It’s World Mental Health Day today and I want to share some of my experience of being sectioned with psychosis and how I got through it.
Mental health difficulties can be challenging, even without having to face social stigma and a lack of understanding about the nature of mental health.
This World Mental Health Day is focused on ‘Mental Health for All’ and I love that tagline. It’s a reminder that each of us are influenced and affected by mental health in some way, and I think a little bit of kindness and recognition of that can go a long way.
I was detained under a Section 2 of the Mental Health Act in 2014. This meant that the hospital could keep me detained for up to 28 days while they carried out further assessments to determine whether I would be in need of longer term care. I went through an appeals process to be released from hospital early because I was finding it more distressing the longer I stayed there. After about three weeks I was allowed to go home to continue healing there.
It took a while for the active symptoms (hallucinations and delusions) to settle down. A few months probably. I was prescribed an anti-psychotic medication to help combat the symptoms and also signed up to receive some counselling.
I found the counselling helpful. More helpful than the medication to be honest. The medication made me feel like I was numb inside so I stopped taking it after a few months. The counselling was great though because it was the first time I felt able to talk openly about my experiences and was able to make more sense of what happened to me.
The symptoms of psychosis were disorientating and confusing at times. I was having both visual and auditory hallucinations -as well as delusional beliefs about what the hallucinations were supposed to represent. I was completely entranced by the whole experience and felt as though I was being guided through my mind to discover some unknown truth about life and the universe.
At the same time my friends and family were trying to engage me in everyday activities so I could continue to take care of myself and the people I loved. It was hard at first. It felt like a battle. I’d been seduced by this mental experience.
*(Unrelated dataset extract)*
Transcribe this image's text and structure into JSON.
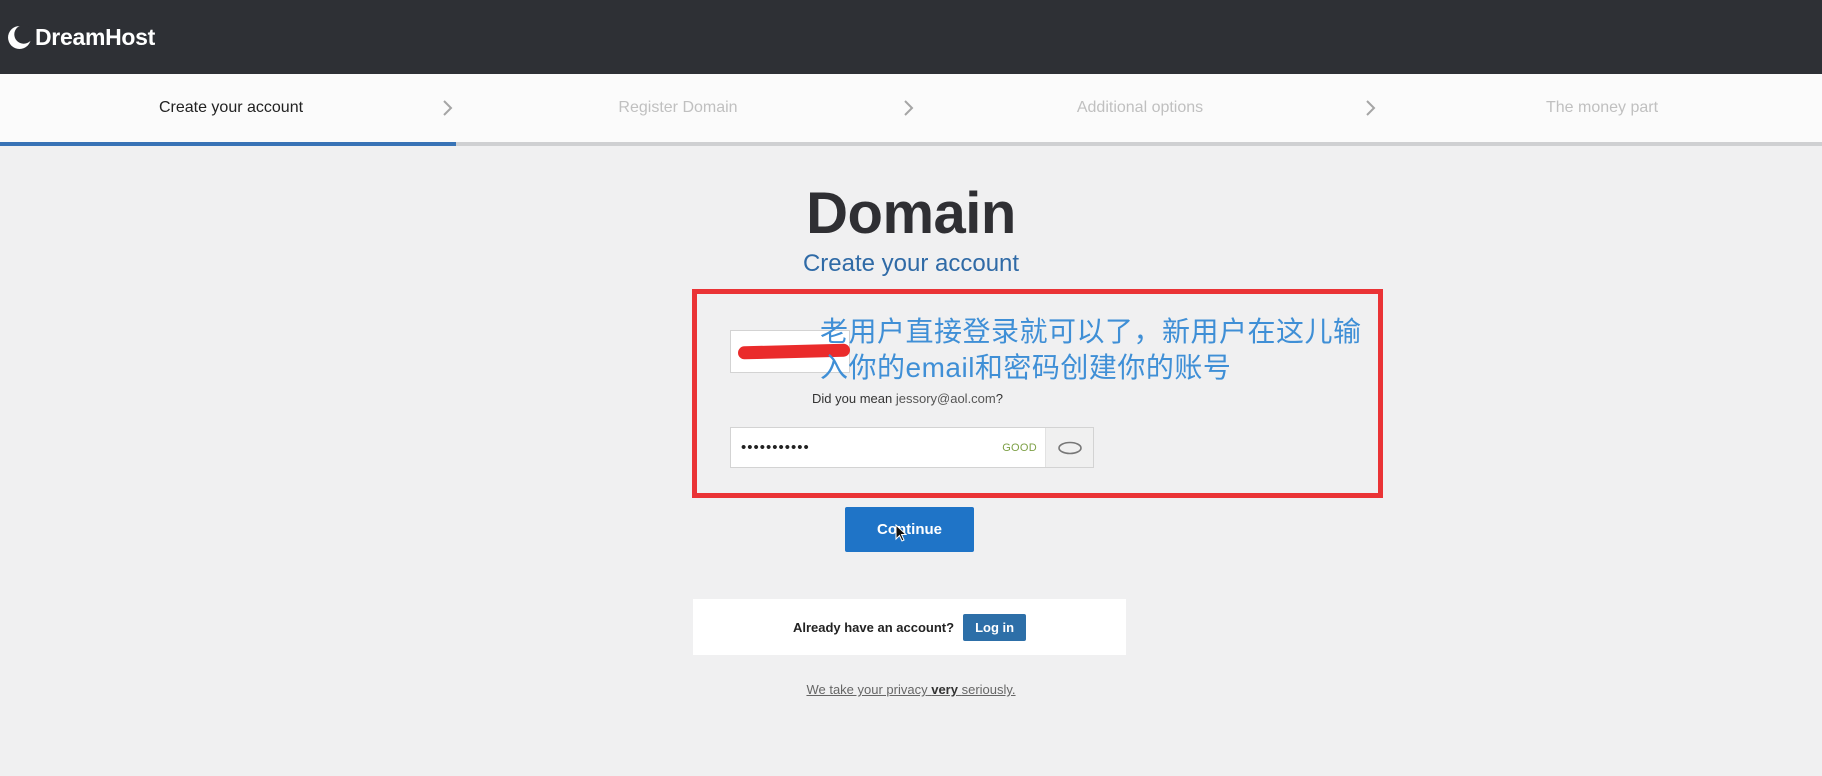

I wanted to stay in it and forget all about my everyday responsibilities. It felt like I was being made to choose between two separate worlds. A spiritual world of the mind and imagination, and the sensory and physical world of the body.
The general messages I’d received in life up to this point was that you either chose a materialistic life, and deny yourself the pleasures of a spiritual life- or you choose a spiritual life, and deny yourself the pleasures of the physical.
I believed this to be true at the time and didn’t think I was ‘allowed’ to experience both the body and the mind as one. It felt naughty, even a little bit wrong to do it, and so I would indulge my spiritual pleasures in secret.
I’d read paragraphs from books written by mystic scholars, like Rumi and Khalil Gibran, in private while dreaming about their deeper meanings. I’d listen to audiobooks about the ‘inside out understanding’ and swim in the flow of feeling spiritual joy.
As time went on my understanding of nature deepened and I started to realise that I could embody (what seemed like) the dual experiences of the mind and body.
That I could allow myself to openly enjoy sensory experiences and have freedom of thought.
I remembered that this is what it feels like to be a fully functioning human being.
Whole, complete, full, free.
It was shoddy social conditioning that had led me to believe I couldn’t have both my mind and my body together.
Since having this realisation I have been able to experience joy, a deep sense of belonging, love, peace and an inner calm that I never knew existed. I accepted that I’d had bad experiences with mental health and that a lot of people probably wouldn’t understand what I’d been through. I accepted that I’d been psychotic and it was this acceptance that gave me the self-compassion I needed to heal from it.
I realised that the social stigma we might face because of our mental health experiences in no way define us or determine what we can be and do in life.
I overcame psychosis, and being sectioned, in that simple act of accepting them completely from within. I embrace them as experiences that- in their own way- gave me an awesome insight into the power of the mind.
Lots of love, Shaneen x